meanwhile, said profit more than tripled as it generated $1.8 billion of its $2.2 billion in sales from COVID tests.
• The U.S. State Department urged Americans to reconsider any international travel they may have planned and said it would issue specific warnings not to visit roughly 80% of the world’s countries due to risks from the coronavirus pandemic, the AP reported. The U.S. hasn’t had a global advisory warning against international travel since August, when guidance was revoked by the previous administration. The advice issued by the department isn’t a formal global advisory. Instead, it says the State Department will start using Centers for Disease Control and Prevention standards as it prepares health and safety guidelines for individual countries. Because of those standards, about 80% of countries will be classified as “Level 4” or “do not travel.”
• The coronavirus pandemic has been used as grounds to block journalists’ access to information sources and reporting in the field, the nonprofit Reporter without Borders reported. The organization’s 2021 World Press Freedom Index found that journalism, “the vaccine against disinformation,” has been blocked in more than 130 countries, accounting for 73% of the 180 countries it evaluated. “The data shows that journalists are finding it increasingly hard to investigate and report sensitive stories, especially in Asia, the Middle East and Europe,” said the report. Journalists have been subjected to intimidation and threats, to strict media laws and even the criminalization of reports viewed as critical of government responses to the crisis, such as shortages of medical supplies or growing death tolls. That list includes Brazil, Egypt, Iran and China, the report found.

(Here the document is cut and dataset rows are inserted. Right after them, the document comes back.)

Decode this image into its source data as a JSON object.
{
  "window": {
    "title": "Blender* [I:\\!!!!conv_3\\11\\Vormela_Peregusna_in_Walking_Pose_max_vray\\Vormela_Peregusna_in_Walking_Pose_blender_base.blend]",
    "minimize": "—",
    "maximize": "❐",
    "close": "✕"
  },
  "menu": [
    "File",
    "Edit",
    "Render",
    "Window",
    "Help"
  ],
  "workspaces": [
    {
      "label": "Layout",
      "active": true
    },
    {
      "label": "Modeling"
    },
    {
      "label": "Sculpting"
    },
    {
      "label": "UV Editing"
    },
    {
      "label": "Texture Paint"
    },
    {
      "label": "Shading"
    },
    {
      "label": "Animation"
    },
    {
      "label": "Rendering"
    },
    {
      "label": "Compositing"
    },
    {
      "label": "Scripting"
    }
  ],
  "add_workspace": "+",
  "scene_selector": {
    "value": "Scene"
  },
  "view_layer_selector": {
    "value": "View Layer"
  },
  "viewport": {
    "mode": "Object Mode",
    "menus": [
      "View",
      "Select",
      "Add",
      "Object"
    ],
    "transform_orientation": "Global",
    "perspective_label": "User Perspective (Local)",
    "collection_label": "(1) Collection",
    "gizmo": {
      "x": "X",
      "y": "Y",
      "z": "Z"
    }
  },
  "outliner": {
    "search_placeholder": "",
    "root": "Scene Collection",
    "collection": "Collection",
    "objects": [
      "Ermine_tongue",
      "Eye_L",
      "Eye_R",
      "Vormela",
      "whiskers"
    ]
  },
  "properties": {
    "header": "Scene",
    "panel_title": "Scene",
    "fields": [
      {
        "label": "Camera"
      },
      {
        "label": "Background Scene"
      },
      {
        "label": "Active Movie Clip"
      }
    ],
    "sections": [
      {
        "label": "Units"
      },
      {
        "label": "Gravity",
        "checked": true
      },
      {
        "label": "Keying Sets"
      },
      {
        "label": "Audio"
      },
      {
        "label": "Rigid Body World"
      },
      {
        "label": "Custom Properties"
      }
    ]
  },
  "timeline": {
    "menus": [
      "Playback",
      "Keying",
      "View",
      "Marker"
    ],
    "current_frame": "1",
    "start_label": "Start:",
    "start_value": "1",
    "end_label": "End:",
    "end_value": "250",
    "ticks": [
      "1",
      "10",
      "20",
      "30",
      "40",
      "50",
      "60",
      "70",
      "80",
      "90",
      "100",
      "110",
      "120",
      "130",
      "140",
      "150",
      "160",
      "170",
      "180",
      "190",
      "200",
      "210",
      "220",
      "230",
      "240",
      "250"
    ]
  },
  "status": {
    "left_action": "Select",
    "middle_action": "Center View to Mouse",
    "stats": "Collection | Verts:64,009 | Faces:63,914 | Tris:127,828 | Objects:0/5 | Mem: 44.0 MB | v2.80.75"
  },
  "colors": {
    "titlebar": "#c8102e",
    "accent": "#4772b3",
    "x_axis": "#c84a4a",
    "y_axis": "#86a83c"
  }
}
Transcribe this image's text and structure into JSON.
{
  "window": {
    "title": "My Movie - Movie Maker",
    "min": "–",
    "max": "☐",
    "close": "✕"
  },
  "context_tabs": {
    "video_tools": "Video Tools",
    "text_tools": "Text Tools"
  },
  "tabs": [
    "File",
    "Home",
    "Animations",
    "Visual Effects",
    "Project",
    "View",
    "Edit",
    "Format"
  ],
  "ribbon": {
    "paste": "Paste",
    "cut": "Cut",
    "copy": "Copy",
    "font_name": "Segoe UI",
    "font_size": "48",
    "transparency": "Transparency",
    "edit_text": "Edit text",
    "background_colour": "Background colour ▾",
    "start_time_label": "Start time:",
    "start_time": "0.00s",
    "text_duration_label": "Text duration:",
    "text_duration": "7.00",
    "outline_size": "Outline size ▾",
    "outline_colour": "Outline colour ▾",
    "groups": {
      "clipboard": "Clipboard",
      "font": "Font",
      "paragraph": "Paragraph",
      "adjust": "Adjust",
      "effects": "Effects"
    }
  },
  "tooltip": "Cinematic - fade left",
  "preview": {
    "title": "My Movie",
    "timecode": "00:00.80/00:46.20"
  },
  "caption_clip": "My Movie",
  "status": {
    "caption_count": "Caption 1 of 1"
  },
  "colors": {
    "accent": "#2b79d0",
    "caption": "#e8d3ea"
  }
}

Index region by region:
Source: Reporters without Borders
• The European Medicines Agency said its safety committee concluded that a warning about unusual blood clots with low blood platelets should be added to the product information for Johnson & Johnson’s COVID vaccine, which it said had benefits that outweighed the risk of “very rare” side effects. All eight of the U.S. cases, after more than 7 million vaccinations, occurred in people under 60 years of age within three weeks after vaccination, and mostly in women. The cases reviewed were very similar to the cases that occurred with the COVID-19 vaccine developed by AstraZeneca
the EMA said. The rollout of Johnson & Johnson’s vaccine in Europe was paused by the company.
• The European Union will have enough vaccine doses to cover 70% of adults by mid-July, the Guardian reported, citing internal markets commissioner Thierry Breton, who is responsible for vaccines in the trading bloc. “Fifty-three factories are producing vaccines in the EU. Our continent is now the largest producer in the world after the United States,” internal markets commissioner Thierry Breton told French daily Le Figaro in an interview. The 70% threshold is important as some experts say it’s needed to achieve “herd immunity,” or the point at which the virus has too few hosts to proliferate.
The global tally for the coronavirus-borne illness rose above 142 million on Tuesday, the Johns Hopkins data shows, as the death toll climbed above 3.03 million, after breaching the 3 million mark on Saturday.
The U.S. leads the world in cases and deaths by wide margins, with 31.7 million cases, or more than 20% of the global total, while the 567,729 death toll makes up about 20% of the global toll.
Outside of the U.S., Brazil is third by cases after India at 13.9 million and second with a death toll of 374,682.
Mexico is third by deaths at 212,466 and 14th highest by cases at 2.3 million.
The U.K. has 4.4 million cases and 127,524 deaths, the highest in Europe and fifth highest in the world.
China, where the virus was first discovered late last year, has had 102,272 confirmed cases and 4,845 deaths, according to its official numbers.